Supplied records>
--- START ---
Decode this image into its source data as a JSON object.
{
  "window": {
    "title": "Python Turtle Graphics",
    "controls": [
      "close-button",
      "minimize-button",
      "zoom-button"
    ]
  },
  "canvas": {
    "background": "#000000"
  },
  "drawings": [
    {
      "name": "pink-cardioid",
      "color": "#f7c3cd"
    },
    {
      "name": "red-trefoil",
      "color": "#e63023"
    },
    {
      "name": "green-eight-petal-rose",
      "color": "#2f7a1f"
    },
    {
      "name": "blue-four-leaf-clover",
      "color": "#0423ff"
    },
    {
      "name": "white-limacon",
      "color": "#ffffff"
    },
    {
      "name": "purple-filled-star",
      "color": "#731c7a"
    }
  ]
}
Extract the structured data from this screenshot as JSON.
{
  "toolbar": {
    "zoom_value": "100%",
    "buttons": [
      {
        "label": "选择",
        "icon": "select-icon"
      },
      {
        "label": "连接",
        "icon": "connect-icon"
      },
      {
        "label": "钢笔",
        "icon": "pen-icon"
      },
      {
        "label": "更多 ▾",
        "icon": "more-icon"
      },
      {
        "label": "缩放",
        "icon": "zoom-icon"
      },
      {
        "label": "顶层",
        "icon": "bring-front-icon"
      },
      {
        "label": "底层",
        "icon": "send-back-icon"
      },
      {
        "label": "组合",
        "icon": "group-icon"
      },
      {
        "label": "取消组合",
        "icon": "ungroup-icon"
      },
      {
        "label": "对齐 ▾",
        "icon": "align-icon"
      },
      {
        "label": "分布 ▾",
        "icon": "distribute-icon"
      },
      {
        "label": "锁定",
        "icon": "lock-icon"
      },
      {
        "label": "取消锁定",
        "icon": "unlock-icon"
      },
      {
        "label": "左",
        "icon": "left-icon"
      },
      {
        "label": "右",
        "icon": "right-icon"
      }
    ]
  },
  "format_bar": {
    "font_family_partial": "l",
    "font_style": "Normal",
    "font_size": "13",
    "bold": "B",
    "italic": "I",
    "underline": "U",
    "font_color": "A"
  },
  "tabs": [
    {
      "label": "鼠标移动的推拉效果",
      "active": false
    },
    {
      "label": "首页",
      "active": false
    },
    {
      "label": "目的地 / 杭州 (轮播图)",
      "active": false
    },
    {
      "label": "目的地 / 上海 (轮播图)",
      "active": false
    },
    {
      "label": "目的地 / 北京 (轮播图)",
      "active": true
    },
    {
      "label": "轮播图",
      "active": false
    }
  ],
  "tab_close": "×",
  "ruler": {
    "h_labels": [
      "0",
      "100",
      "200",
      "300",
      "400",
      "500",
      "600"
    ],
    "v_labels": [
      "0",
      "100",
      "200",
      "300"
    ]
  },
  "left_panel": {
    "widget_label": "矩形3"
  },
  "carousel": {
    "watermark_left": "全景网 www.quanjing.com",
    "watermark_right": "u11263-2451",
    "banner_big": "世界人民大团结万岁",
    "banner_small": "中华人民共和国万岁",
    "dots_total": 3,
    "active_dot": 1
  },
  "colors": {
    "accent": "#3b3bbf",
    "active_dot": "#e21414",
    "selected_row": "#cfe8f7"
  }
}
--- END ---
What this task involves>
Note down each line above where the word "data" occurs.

Output of the task>
Decode this image into its source data as a JSON object.
Extract the structured data from this screenshot as JSON.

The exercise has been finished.